, and its contents.
In VB .NET
private void MoveFilesComplete(IAsyncResult ar)
MoveFilesDelegate o_MyDelegate =
bool b_Success =
// Perform any further functionality.
Private Sub MoveFilesComplete( _
ByVal ar As IAsyncResult)
Dim o_MyDelegate As MoveFilesDelegate = _
CType(CType(ar, AsyncResult).AsyncDelegate, _
Dim b_Success As Boolean = _
' Perform any further functionality.
The first thing to do in the callback method is to obtain an instance of the delegate variable that you declared in order to fire off the method in the first place. Remember o_MyDelegate
? It's actually stored in the ar
argument. The rather complex-looking line of code used to retrieve it actually breaks up into very simple pieces.
The line of code that retrieves the original delegate variable simply casts the ar
variable as an AsyncResult object in order to obtain the AsyncDelegate
property, and then casts the results as a MoveFilesDelegate
. You need an instance of the original delegate so you can properly close the asynchronous call and retrieve a return variable, which is done in the second line of code. By calling EndInvoke
and sending the ar
variable you received in the callback routine, you close up the processing on the delegate and retrieve the Boolean return variable.
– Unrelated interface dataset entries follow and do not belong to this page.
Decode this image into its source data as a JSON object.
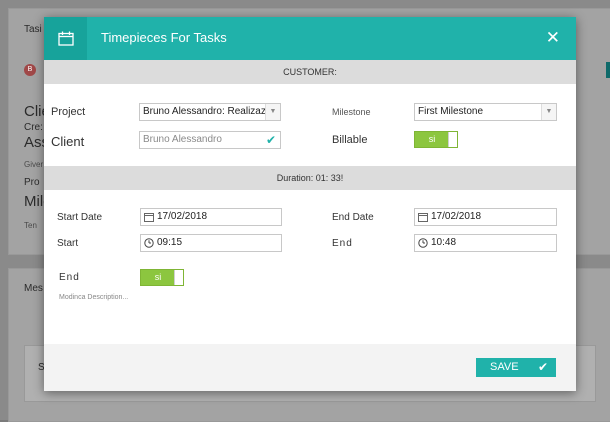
{
  "background": {
    "tab_label": "Tasi",
    "badge": "B",
    "labels": [
      "Clie",
      "Cre:",
      "Ass",
      "Giver",
      "Pro",
      "Mile",
      "Ten"
    ],
    "lower_label": "Mes",
    "inner_label": "S"
  },
  "modal": {
    "title": "Timepieces For Tasks",
    "close_symbol": "✕",
    "section_customer": "CUSTOMER:",
    "section_duration": "Duration: 01: 33!",
    "project": {
      "label": "Project",
      "value": "Bruno Alessandro: Realizaz"
    },
    "milestone": {
      "label": "Milestone",
      "value": "First Milestone"
    },
    "client": {
      "label": "Client",
      "value": "Bruno Alessandro"
    },
    "billable": {
      "label": "Billable",
      "toggle": "si"
    },
    "start_date": {
      "label": "Start Date",
      "value": "17/02/2018"
    },
    "end_date": {
      "label": "End Date",
      "value": "17/02/2018"
    },
    "start": {
      "label": "Start",
      "value": "09:15"
    },
    "end": {
      "label": "End",
      "value": "10:48"
    },
    "end_toggle": {
      "label": "End",
      "toggle": "si"
    },
    "description_link": "Modinca Description...",
    "save_label": "SAVE",
    "accent_color": "#20b2aa",
    "toggle_color": "#8cc63f"
  }
}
A Boolean was the return type of the MoveFiles
method as you designed it. However, in calling it using a delegate, you do not set anything to the method; instead you invoke it and then retrieve its results by way of the callback routine.